I know this trend is going to continue indefinitely. Once the baby comes there will be middle of the night nursing sessions and diaper changes every 2 - 3 hrs, and no naps for mom during most days, since the two older boys don't nap regularly.
This is not new to me, since Andrew was not a good sleeper, and woke regularly once or twice a night until he was four or so. Sleep deprivation has been a pretty constant companion since I had children.
So, what can you do to get through the day when you feel like your head is full of cotton balls and you can barely drag your feet off the ground? Here's a few of my suggestions:
- - let go of unimportant tasks - do only essential household chores. This is not the time to decide to scrub the walls or wash the windows. This will only exhaust your further.
- - if you can't sleep, at least rest - ask yourself what you can do that will take the least amount of energy. Read your toddler books or do puzzles or draw - anything that will keep their attention and not require a lot of activity on your part is good.
- - take care of your body - make sure you are not making things worse by being hungry, thirsty or feeling blechy. Drink water, eat healthy food, brush your hair and put on some clothes that are not going to bother you. You will still be tired, but at least you will be otherwise comfortable.
- - ask older kids to do things for you - if I leave everything accessible, my oldest son is now capable of getting cereal or toast for him and his brother. This means I can ask him to get breakfast while I catch 20 more minutes of sleep. I now sleep until 6am wether the boys are awake or not, since they can meet their own needs in the morning.
- - drive places you would usually walk to - I am a big fan of walking wherever we can. I like to get us all out in the fresh air, get some exercise and explore the town. But when I am really tired, I drive two blocks to the park. If I exhaust myself in the afternoon, I will not have the energy to make it through the day.
- - be proactive with your kids - if you see them starting to get squirrely, send them out in the yard before they start fighting. If its is close to snack time, give them a snack before they start to melt down. Put your toddler in time out the first time he does something, so he doesn't escalate the stakes to see how far he can go. I remind myself that even though I am tired, the more I do now the less I will have to do later.
- - keep your temper - don't waste your energy on stupid arguments or on getting frustrated. Shut down conflict with your kids as quickly as possible. I find that this is not the time to try to talk about feelings or reason with angry children or identify emotional roots to problems. When you are tired, it is time to send them to their room until they stop screaming, so that only one of you is screaming

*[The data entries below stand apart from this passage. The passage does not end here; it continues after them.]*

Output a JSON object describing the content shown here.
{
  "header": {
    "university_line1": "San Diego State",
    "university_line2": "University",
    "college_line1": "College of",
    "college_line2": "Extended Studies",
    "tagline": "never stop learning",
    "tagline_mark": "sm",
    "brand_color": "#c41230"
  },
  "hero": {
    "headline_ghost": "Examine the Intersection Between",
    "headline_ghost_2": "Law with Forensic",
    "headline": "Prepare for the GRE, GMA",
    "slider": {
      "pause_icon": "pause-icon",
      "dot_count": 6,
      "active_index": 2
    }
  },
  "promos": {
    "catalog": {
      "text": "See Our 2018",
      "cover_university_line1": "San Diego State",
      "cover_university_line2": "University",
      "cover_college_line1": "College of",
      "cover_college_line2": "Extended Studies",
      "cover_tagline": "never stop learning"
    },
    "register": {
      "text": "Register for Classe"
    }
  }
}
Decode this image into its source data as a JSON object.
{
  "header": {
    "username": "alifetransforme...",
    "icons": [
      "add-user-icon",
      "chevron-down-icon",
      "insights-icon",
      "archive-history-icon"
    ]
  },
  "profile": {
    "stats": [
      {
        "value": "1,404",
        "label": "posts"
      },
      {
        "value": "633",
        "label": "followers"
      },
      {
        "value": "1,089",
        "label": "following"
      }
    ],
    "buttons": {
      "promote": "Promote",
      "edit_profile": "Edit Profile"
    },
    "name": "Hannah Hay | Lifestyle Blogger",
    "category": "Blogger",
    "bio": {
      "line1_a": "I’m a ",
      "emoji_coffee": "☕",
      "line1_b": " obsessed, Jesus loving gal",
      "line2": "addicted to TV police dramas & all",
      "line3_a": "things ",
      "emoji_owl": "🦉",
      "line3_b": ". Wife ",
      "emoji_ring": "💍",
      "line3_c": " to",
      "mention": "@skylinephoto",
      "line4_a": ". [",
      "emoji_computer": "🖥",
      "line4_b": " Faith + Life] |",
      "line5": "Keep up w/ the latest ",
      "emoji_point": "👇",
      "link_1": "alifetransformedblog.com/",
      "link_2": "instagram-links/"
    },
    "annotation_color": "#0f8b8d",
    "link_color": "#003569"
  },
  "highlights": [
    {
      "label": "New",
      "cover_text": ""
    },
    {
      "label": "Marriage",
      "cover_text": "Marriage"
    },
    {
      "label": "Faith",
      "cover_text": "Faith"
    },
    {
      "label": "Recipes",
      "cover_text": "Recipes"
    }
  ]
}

- - call in the reinforcements - do you have family locally? Give them a call and ask if they can take the kids for a few hours. Can your husband come home for lunch? Have lunch ready when he gets there and nap while he eats with the kids. Hire a teenager to come once or twice a week so you can nap while they play with the kids.
- - focus on the present - when I am tired I tend to drift. I daydream, I analyze the past (never a smart thing to try to do while you are tired) and I am generally more prone to introspection and distraction. Focusing on what is going on around me, and letting everything else go for the time being (since I am too tired to come to any rational conclusions anyway) is really the best thing I can do.
What do you do when you are tired to keep things sane?